(Element data from apps and pages)
- Opening Delimiter -
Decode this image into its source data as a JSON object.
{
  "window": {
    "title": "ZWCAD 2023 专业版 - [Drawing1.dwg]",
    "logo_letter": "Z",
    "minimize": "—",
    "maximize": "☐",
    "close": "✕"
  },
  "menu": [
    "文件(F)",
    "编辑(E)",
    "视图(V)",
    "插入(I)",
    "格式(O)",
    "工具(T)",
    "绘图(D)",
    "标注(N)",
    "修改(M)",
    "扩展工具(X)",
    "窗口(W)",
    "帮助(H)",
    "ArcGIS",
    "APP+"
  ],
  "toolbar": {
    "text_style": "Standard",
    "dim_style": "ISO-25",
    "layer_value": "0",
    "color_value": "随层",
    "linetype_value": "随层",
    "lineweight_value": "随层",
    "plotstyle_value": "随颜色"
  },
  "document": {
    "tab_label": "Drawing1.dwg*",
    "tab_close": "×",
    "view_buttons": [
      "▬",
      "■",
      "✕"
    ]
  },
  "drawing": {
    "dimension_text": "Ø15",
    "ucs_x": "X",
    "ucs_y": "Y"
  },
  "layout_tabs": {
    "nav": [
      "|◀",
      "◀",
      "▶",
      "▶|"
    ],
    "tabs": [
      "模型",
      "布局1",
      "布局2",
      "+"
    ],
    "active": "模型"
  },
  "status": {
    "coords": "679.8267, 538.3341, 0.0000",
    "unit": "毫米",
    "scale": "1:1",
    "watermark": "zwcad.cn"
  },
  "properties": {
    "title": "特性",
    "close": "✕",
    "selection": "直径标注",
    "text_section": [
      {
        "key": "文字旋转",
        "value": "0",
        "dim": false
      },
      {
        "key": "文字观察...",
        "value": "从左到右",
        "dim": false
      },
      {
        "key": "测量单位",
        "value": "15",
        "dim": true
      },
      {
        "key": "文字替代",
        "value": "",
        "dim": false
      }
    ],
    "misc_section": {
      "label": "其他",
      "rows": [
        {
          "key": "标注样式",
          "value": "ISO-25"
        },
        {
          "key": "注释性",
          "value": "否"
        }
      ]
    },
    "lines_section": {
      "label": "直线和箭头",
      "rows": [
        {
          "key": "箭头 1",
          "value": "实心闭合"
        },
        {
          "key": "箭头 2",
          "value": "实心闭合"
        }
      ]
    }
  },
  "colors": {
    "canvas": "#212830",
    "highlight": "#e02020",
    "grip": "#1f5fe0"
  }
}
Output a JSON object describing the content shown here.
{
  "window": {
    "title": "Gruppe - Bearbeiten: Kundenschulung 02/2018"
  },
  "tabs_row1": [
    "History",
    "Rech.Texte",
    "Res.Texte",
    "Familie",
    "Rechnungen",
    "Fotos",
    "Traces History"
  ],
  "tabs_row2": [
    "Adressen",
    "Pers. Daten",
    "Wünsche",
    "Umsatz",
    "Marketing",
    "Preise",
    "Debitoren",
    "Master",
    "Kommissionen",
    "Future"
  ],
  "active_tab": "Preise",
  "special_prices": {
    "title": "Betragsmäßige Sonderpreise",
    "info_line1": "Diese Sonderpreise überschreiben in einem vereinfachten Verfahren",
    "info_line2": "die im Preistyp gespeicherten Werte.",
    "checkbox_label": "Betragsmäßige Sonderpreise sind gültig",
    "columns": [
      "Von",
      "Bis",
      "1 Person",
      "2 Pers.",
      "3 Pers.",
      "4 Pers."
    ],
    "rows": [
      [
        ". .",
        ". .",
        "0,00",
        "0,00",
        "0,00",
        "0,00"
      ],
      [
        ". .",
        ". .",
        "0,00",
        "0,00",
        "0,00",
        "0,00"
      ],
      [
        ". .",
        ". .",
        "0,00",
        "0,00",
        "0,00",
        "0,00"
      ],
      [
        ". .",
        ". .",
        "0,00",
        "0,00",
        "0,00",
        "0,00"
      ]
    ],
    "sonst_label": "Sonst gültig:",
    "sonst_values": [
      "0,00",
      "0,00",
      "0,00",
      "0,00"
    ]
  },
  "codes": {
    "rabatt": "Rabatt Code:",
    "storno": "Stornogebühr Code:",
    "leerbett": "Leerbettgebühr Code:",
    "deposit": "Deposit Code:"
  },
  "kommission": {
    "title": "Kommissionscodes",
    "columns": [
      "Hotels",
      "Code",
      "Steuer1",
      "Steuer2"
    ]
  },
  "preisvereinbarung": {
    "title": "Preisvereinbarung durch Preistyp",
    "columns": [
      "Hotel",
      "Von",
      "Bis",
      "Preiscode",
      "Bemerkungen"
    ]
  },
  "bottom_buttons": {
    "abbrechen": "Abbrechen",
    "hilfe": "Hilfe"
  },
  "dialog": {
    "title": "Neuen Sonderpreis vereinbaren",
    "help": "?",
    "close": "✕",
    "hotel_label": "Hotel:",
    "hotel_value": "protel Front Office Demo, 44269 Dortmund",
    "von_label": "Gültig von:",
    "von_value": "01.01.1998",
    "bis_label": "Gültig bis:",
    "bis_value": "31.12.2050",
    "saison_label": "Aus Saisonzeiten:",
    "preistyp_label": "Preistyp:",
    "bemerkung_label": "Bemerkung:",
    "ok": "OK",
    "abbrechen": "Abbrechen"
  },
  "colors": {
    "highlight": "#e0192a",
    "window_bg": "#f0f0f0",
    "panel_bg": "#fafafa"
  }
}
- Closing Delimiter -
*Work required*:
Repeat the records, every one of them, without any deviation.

*Exercise answer*:
Decode this image into its source data as a JSON object.
{
  "window": {
    "title": "ZWCAD 2023 专业版 - [Drawing1.dwg]",
    "logo_letter": "Z",
    "minimize": "—",
    "maximize": "☐",
    "close": "✕"
  },
  "menu": [
    "文件(F)",
    "编辑(E)",
    "视图(V)",
    "插入(I)",
    "格式(O)",
    "工具(T)",
    "绘图(D)",
    "标注(N)",
    "修改(M)",
    "扩展工具(X)",
    "窗口(W)",
    "帮助(H)",
    "ArcGIS",
    "APP+"
  ],
  "toolbar": {
    "text_style": "Standard",
    "dim_style": "ISO-25",
    "layer_value": "0",
    "color_value": "随层",
    "linetype_value": "随层",
    "lineweight_value": "随层",
    "plotstyle_value": "随颜色"
  },
  "document": {
    "tab_label": "Drawing1.dwg*",
    "tab_close": "×",
    "view_buttons": [
      "▬",
      "■",
      "✕"
    ]
  },
  "drawing": {
    "dimension_text": "Ø15",
    "ucs_x": "X",
    "ucs_y": "Y"
  },
  "layout_tabs": {
    "nav": [
      "|◀",
      "◀",
      "▶",
      "▶|"
    ],
    "tabs": [
      "模型",
      "布局1",
      "布局2",
      "+"
    ],
    "active": "模型"
  },
  "status": {
    "coords": "679.8267, 538.3341, 0.0000",
    "unit": "毫米",
    "scale": "1:1",
    "watermark": "zwcad.cn"
  },
  "properties": {
    "title": "特性",
    "close": "✕",
    "selection": "直径标注",
    "text_section": [
      {
        "key": "文字旋转",
        "value": "0",
        "dim": false
      },
      {
        "key": "文字观察...",
        "value": "从左到右",
        "dim": false
      },
      {
        "key": "测量单位",
        "value": "15",
        "dim": true
      },
      {
        "key": "文字替代",
        "value": "",
        "dim": false
      }
    ],
    "misc_section": {
      "label": "其他",
      "rows": [
        {
          "key": "标注样式",
          "value": "ISO-25"
        },
        {
          "key": "注释性",
          "value": "否"
        }
      ]
    },
    "lines_section": {
      "label": "直线和箭头",
      "rows": [
        {
          "key": "箭头 1",
          "value": "实心闭合"
        },
        {
          "key": "箭头 2",
          "value": "实心闭合"
        }
      ]
    }
  },
  "colors": {
    "canvas": "#212830",
    "highlight": "#e02020",
    "grip": "#1f5fe0"
  }
}
Output a JSON object describing the content shown here.
{
  "window": {
    "title": "Gruppe - Bearbeiten: Kundenschulung 02/2018"
  },
  "tabs_row1": [
    "History",
    "Rech.Texte",
    "Res.Texte",
    "Familie",
    "Rechnungen",
    "Fotos",
    "Traces History"
  ],
  "tabs_row2": [
    "Adressen",
    "Pers. Daten",
    "Wünsche",
    "Umsatz",
    "Marketing",
    "Preise",
    "Debitoren",
    "Master",
    "Kommissionen",
    "Future"
  ],
  "active_tab": "Preise",
  "special_prices": {
    "title": "Betragsmäßige Sonderpreise",
    "info_line1": "Diese Sonderpreise überschreiben in einem vereinfachten Verfahren",
    "info_line2": "die im Preistyp gespeicherten Werte.",
    "checkbox_label": "Betragsmäßige Sonderpreise sind gültig",
    "columns": [
      "Von",
      "Bis",
      "1 Person",
      "2 Pers.",
      "3 Pers.",
      "4 Pers."
    ],
    "rows": [
      [
        ". .",
        ". .",
        "0,00",
        "0,00",
        "0,00",
        "0,00"
      ],
      [
        ". .",
        ". .",
        "0,00",
        "0,00",
        "0,00",
        "0,00"
      ],
      [
        ". .",
        ". .",
        "0,00",
        "0,00",
        "0,00",
        "0,00"
      ],
      [
        ". .",
        ". .",
        "0,00",
        "0,00",
        "0,00",
        "0,00"
      ]
    ],
    "sonst_label": "Sonst gültig:",
    "sonst_values": [
      "0,00",
      "0,00",
      "0,00",
      "0,00"
    ]
  },
  "codes": {
    "rabatt": "Rabatt Code:",
    "storno": "Stornogebühr Code:",
    "leerbett": "Leerbettgebühr Code:",
    "deposit": "Deposit Code:"
  },
  "kommission": {
    "title": "Kommissionscodes",
    "columns": [
      "Hotels",
      "Code",
      "Steuer1",
      "Steuer2"
    ]
  },
  "preisvereinbarung": {
    "title": "Preisvereinbarung durch Preistyp",
    "columns": [
      "Hotel",
      "Von",
      "Bis",
      "Preiscode",
      "Bemerkungen"
    ]
  },
  "bottom_buttons": {
    "abbrechen": "Abbrechen",
    "hilfe": "Hilfe"
  },
  "dialog": {
    "title": "Neuen Sonderpreis vereinbaren",
    "help": "?",
    "close": "✕",
    "hotel_label": "Hotel:",
    "hotel_value": "protel Front Office Demo, 44269 Dortmund",
    "von_label": "Gültig von:",
    "von_value": "01.01.1998",
    "bis_label": "Gültig bis:",
    "bis_value": "31.12.2050",
    "saison_label": "Aus Saisonzeiten:",
    "preistyp_label": "Preistyp:",
    "bemerkung_label": "Bemerkung:",
    "ok": "OK",
    "abbrechen": "Abbrechen"
  },
  "colors": {
    "highlight": "#e0192a",
    "window_bg": "#f0f0f0",
    "panel_bg": "#fafafa"
  }
}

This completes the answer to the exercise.